Now it’s certainly the case that Democrats and liberals have made mistakes over the years. The conservative critique of welfare policy in the 1980s had a considerable amount of merit, and the welfare-rights movements of the left were horribly self-marginalizing and self-defeating. So welfare certainly created a dependency problem, and for some families (though far fewer since Clinton enacted the overhaul), it still does. But that’s one policy.I comment
On welfare and welfare reform, I note that the rate of deep poverty (less than half the poverty line) repeatedly set new records recently. The costs of welfare reform have been huge. The case that old welfare created dependency is I think weak even though it is widely accepted.
There is very strong quasi experimental evidence that access to food stamps caused higher female high school graduation rates and reduced a reasonable index of dependency http://angrybearblog.com/2013/12/food-stamps-obesity-and-dependency.html
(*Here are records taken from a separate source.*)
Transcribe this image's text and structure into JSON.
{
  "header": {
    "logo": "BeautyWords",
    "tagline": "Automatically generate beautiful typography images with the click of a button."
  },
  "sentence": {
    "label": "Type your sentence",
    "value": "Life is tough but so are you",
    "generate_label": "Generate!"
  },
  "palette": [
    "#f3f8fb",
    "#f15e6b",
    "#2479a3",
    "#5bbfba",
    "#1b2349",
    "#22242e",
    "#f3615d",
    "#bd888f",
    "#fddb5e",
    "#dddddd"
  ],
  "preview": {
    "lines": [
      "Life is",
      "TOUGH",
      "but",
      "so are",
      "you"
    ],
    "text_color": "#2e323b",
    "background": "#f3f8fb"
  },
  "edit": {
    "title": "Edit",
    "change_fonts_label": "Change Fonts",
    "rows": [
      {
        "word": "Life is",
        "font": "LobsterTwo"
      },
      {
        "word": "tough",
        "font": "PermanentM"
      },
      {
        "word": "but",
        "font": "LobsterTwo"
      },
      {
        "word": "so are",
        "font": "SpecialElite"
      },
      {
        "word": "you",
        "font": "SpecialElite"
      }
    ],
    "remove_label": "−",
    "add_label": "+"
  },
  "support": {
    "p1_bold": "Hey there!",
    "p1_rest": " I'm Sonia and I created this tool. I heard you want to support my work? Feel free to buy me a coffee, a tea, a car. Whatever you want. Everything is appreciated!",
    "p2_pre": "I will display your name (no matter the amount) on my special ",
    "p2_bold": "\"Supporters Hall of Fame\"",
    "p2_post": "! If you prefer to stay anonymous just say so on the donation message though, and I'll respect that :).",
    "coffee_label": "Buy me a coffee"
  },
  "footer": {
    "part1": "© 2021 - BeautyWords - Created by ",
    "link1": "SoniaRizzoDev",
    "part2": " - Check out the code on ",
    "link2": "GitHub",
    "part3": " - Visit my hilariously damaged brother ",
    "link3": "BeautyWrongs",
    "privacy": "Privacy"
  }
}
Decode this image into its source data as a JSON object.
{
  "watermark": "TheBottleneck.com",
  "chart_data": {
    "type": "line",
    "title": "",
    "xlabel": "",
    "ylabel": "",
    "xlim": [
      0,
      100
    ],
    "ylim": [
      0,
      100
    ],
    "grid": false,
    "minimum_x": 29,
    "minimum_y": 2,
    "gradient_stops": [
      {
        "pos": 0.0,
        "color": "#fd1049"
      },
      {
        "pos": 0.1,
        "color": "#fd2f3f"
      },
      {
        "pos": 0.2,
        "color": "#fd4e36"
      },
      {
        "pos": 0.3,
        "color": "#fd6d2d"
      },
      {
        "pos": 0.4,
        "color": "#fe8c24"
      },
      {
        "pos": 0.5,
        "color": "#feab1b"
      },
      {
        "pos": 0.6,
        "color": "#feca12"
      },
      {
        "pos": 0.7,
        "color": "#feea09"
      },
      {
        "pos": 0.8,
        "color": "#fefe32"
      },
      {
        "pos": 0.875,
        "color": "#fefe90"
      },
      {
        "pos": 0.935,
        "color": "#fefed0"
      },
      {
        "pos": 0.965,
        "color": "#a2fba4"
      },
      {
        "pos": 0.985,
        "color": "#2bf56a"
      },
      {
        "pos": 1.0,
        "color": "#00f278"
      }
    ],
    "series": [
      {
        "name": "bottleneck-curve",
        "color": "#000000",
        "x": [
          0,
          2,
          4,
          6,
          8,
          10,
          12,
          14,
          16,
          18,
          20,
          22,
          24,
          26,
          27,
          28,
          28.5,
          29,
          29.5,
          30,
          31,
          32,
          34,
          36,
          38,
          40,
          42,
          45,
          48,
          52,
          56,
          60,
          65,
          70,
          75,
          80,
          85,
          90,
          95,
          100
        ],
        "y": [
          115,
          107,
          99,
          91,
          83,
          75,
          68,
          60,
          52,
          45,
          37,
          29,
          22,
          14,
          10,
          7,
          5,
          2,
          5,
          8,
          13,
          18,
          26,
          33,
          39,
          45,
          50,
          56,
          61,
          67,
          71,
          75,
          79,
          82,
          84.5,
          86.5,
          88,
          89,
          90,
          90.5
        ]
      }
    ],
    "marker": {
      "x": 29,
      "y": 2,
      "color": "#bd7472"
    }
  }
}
What was particularly bad about AFDC ? By the way, do you know that V "Concerned that some states were promoting family break-ups by limiting cash assistance to only single-parent families, Congress passed the Family Support Act of 1988, which required all states to provide assistance to intact families through the AFDC Unemployed Parent program (AFDC-UP)."http://www.urban.org/publications/407401.html
"The major empirical finding is that contrary to the hopes of Congress, a state's provision of a UP program is not found to encourage two-parent families." http://onlinelibrary.wiley.com/doi/10.2307/3325430/abstract That's about as close as one can get to a convincing test of a plausible argument for why AFDC might have effects opposite the documented effects of food stamps.